Supplied material —
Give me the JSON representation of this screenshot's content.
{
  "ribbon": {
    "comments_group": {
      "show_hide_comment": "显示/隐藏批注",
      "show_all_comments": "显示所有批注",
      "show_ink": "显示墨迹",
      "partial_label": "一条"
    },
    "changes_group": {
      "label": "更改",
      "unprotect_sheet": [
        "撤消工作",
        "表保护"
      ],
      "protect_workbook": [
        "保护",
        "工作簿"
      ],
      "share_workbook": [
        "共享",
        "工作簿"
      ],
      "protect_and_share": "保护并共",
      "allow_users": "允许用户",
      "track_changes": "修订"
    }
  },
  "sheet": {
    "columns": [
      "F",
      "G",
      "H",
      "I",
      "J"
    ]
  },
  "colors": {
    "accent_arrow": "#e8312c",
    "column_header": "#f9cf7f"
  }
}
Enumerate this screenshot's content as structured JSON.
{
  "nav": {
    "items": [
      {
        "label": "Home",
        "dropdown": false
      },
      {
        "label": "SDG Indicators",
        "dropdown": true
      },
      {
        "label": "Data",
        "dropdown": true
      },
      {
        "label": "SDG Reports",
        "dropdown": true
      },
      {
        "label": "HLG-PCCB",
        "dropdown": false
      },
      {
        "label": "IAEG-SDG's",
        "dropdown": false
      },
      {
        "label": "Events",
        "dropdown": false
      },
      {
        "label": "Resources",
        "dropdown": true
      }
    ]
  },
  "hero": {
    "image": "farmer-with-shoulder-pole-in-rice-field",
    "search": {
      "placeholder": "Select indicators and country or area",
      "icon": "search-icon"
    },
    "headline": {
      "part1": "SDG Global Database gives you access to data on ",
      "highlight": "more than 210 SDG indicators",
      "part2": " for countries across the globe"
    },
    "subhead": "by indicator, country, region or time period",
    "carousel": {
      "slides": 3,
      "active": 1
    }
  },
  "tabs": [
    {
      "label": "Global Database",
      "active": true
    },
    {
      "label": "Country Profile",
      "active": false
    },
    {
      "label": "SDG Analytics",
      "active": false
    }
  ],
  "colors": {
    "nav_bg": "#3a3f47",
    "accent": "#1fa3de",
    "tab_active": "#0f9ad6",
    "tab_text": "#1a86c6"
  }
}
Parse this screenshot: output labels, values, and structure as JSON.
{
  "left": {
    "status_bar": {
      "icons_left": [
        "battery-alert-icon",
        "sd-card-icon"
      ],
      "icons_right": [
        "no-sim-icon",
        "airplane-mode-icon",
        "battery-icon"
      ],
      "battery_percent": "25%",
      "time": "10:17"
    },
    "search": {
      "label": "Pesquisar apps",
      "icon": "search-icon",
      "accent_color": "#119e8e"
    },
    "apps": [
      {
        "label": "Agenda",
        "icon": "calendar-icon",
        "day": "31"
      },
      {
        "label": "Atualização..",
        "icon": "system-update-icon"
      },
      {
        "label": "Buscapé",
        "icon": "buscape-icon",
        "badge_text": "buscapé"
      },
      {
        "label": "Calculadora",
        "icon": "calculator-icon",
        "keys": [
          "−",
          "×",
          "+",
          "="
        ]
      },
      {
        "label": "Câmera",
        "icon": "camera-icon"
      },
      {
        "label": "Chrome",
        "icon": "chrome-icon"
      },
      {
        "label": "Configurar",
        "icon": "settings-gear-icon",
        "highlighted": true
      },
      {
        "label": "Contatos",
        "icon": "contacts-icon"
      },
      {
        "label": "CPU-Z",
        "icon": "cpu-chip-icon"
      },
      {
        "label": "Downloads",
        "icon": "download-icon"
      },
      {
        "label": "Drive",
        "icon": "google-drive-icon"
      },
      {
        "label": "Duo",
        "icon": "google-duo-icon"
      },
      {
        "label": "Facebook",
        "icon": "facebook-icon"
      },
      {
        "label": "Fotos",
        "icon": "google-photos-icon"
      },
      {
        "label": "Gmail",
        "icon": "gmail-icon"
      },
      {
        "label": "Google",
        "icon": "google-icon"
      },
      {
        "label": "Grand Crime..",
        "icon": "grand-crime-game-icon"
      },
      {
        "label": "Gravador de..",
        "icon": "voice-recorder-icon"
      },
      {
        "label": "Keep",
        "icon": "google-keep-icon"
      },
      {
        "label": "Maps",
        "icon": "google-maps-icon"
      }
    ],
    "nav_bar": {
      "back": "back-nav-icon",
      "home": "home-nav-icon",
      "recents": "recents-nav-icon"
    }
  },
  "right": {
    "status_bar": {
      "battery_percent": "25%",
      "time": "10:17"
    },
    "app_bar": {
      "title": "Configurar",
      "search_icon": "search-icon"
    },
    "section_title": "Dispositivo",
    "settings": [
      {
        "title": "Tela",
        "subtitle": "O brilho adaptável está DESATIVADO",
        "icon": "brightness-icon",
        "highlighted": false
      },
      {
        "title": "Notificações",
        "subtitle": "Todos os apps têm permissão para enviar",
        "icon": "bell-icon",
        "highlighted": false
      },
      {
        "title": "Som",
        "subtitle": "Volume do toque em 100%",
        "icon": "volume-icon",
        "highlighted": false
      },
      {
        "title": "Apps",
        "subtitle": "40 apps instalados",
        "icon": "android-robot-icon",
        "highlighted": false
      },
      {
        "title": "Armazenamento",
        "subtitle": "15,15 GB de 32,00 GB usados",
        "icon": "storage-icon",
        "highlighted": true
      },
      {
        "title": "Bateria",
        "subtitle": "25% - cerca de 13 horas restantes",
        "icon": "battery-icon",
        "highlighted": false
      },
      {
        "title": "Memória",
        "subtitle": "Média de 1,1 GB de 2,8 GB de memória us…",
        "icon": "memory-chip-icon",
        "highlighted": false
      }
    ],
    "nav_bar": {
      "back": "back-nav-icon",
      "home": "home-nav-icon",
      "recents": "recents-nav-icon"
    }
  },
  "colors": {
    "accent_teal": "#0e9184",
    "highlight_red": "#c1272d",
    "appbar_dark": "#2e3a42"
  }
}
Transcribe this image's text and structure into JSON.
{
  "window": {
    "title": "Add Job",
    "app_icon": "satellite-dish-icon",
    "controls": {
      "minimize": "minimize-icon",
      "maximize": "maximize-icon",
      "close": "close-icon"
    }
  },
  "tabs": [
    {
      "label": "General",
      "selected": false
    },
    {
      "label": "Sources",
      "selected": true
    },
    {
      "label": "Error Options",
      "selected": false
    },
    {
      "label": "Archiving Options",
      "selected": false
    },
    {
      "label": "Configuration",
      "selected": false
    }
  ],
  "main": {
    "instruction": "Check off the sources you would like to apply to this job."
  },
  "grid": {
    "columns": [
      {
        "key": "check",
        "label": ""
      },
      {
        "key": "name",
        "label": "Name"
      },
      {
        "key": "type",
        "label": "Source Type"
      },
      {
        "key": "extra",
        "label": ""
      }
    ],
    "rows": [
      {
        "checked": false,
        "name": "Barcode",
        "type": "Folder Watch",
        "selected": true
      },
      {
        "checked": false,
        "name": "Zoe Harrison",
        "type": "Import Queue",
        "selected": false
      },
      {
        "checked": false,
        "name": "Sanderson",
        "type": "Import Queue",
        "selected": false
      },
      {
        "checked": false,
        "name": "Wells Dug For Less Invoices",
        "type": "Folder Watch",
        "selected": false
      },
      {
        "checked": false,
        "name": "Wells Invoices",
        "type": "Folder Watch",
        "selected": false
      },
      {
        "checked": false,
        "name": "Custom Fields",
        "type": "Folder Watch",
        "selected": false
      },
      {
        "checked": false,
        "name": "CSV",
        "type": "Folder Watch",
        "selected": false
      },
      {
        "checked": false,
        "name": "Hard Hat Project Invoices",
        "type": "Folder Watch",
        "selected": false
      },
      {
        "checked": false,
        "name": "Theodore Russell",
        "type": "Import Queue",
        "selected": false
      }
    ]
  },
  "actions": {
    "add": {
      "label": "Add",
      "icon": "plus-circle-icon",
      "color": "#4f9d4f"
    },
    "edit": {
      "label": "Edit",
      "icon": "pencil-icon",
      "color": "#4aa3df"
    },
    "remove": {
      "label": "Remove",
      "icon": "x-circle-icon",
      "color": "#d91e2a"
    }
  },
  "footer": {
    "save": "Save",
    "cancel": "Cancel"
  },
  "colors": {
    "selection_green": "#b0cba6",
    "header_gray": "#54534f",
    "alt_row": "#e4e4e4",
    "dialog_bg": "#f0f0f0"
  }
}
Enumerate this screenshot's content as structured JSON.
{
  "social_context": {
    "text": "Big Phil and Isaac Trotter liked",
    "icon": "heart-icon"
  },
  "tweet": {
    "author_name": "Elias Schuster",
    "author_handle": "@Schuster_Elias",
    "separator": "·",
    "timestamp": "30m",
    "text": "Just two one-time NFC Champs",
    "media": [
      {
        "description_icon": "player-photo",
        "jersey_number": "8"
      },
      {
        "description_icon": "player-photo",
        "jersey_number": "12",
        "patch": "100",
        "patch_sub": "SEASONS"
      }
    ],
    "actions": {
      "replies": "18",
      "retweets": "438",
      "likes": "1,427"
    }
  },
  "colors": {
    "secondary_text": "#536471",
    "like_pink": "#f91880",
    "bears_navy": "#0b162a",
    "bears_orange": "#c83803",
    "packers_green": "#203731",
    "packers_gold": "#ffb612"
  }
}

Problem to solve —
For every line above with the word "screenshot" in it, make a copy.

Exercise response —
Give me the JSON representation of this screenshot's content.
Enumerate this screenshot's content as structured JSON.
Parse this screenshot: output labels, values, and structure as JSON.
Enumerate this screenshot's content as structured JSON.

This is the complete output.